* Required work
Every line below should be repeated exactly as written.
□ □ □ □
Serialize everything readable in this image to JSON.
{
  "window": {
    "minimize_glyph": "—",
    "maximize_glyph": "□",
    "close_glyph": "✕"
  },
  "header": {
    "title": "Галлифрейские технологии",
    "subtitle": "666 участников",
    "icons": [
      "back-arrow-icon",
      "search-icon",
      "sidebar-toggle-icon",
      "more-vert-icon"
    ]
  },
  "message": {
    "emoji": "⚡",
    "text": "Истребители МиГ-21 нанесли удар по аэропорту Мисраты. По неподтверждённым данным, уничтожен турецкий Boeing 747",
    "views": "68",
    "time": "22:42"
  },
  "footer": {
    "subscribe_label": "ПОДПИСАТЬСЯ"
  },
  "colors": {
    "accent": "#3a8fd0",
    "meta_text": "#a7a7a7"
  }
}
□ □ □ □
* Completed exercise
Serialize everything readable in this image to JSON.
{
  "window": {
    "minimize_glyph": "—",
    "maximize_glyph": "□",
    "close_glyph": "✕"
  },
  "header": {
    "title": "Галлифрейские технологии",
    "subtitle": "666 участников",
    "icons": [
      "back-arrow-icon",
      "search-icon",
      "sidebar-toggle-icon",
      "more-vert-icon"
    ]
  },
  "message": {
    "emoji": "⚡",
    "text": "Истребители МиГ-21 нанесли удар по аэропорту Мисраты. По неподтверждённым данным, уничтожен турецкий Boeing 747",
    "views": "68",
    "time": "22:42"
  },
  "footer": {
    "subscribe_label": "ПОДПИСАТЬСЯ"
  },
  "colors": {
    "accent": "#3a8fd0",
    "meta_text": "#a7a7a7"
  }
}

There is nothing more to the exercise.